Does it help to know from experience that algorithms that repeatedly partition their input typically have 'log n' as a component of their performance? Sure.
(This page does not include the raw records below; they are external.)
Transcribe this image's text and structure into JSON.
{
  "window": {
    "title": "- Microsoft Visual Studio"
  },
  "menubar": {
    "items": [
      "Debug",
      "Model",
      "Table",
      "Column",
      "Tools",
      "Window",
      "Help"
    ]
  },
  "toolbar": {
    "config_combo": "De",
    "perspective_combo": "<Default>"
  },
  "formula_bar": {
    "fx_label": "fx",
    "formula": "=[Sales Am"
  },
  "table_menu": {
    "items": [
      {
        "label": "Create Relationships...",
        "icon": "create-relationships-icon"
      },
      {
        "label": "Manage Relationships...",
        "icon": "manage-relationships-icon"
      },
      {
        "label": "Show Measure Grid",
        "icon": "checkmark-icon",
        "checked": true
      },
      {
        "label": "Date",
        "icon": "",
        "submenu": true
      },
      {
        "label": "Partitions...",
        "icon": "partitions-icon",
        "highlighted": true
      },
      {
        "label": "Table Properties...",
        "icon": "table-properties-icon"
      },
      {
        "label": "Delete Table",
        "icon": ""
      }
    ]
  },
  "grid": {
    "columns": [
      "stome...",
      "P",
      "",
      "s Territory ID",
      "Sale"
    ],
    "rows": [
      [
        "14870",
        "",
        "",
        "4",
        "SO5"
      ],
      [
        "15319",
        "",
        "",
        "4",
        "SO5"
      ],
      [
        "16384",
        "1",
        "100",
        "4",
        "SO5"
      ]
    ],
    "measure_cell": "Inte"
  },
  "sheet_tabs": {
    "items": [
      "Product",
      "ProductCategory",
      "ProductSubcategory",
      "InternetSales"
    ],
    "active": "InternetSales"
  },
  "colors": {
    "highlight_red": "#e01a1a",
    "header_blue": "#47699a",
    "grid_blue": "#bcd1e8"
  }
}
But don't look for the partitioning and jump to the conclusion that the algorithm's performance is O(log n) -- it might be something like O(n log n), which is quite different.

• Note that a more colloquial way to say "on the order of the logarithm of the size" is to say "on the order of the number of digits in the size".
– user1249
Apr 26, 2012 at 8:09
• @Caleb the actual base of the logarithm is unimportant when talking scaling.
– user1249
Apr 26, 2012 at 21:46
• @Caleb talking absolutes does not make sense with big-O. A wording you might like better: when the number of digits double, the number of steps double.
– user1249
Apr 26, 2012 at 22:47
• @Caleb talking absolutes does not make sense with big-O. A wording you might like better: when the number of digits double, the number of steps double.
– user1249
Apr 26, 2012 at 23:29
• @ThorbjørnRavnAndersen Yes, that's what "the logarithm of the size" means. I'm not sure what your problem with the phrase is, except that you'd have chosen to say it differently. Fundamentally, I think we agree. Apr 26, 2012 at 23:38

The idea is that an algorithm is `O(log n)` if instead of scrolling through a structure 1 by 1, you divide the structure in half over and over again and do a constant number of operations for each split. Search algorithms where the answer space keeps getting split are `O(log n)`. An example of this is binary search, where you keep splitting an ordered array in half over and over again until you find the number.

Note: You don't necessarily need to be splitting in even halves.

• What if I split the input in two and then iterate 2^(n/2) times on the remainder before splitting it again? (Of course I know what then, I just wanted to show an example where this simplistic approach fails). Apr 26, 2012 at 10:29
• @afish That's kind of rare. It's spectacularly rare when searching. Apr 26, 2012 at 10:53
• @DonalFellows Algorithm theory is not an empirical science. And the question was not about searching, it's just that the mention of `log n` triggered binary search reflexes in people. Apr 26, 2012 at 13:08
• Partitioning doesn't make the algorithm O(log n), it (usually) adds a factor of log n to the big-O limit. Recursive sorts like heapsort and mergesort are perfect examples: they partition the input, but then they recursively partition both the resulting partitions. The result is O(n log n) performance. Apr 26, 2012 at 14:33
• @afish: Good point. My goal with this answer is to keep it as simple as possible given the nature of the question. I changed the line "you divide the structure in half..." to "you divide the structure in half...and do a constant number of operations for each split" to try to get this point across simply. Apr 26, 2012 at 23:54

The typical examples are ones that deal with binary search. For example, a binary search algorithm is usually `O(log n)`.

If you have a binary search tree, lookup, insert and delete are all `O(log n)` complexity.

Any situation where you continually partition the space will often involve a `log n` component. This is why many sorting algorithms have `O(nlog n)` complexity, because they often partition a set and sort as they go.

If you want it as simple as "single loop -> O(n), double loop -> O(n^2)", than the answer is probably "Tree -> O(log n)". More accurately traversing a tree from root to one (not all!) leaf or the other way round. However, these are all oversimplifications.

• So, what is wrong with my answer? I'm open to constructive criticism. Apr 26, 2012 at 10:36

You want to know if there is an easy way to identify if an algorithm is O(log N).

Well: just run and time it. Run it for inputs 1.000, 10.000, 100.000 and a million.

If you see like a running time of 3,4,5,6 seconds (or some multiple) you can safely say it's O(log N). If it's more like : 1,10,100,1000 seconds then it's probably O(N). And if it's like 3,40,500,6000 seconds then it's O(N log N).

• Everyone should give this answer one upvote and one downvote, both for obvious reasons :-) Aug 24, 2015 at 21:37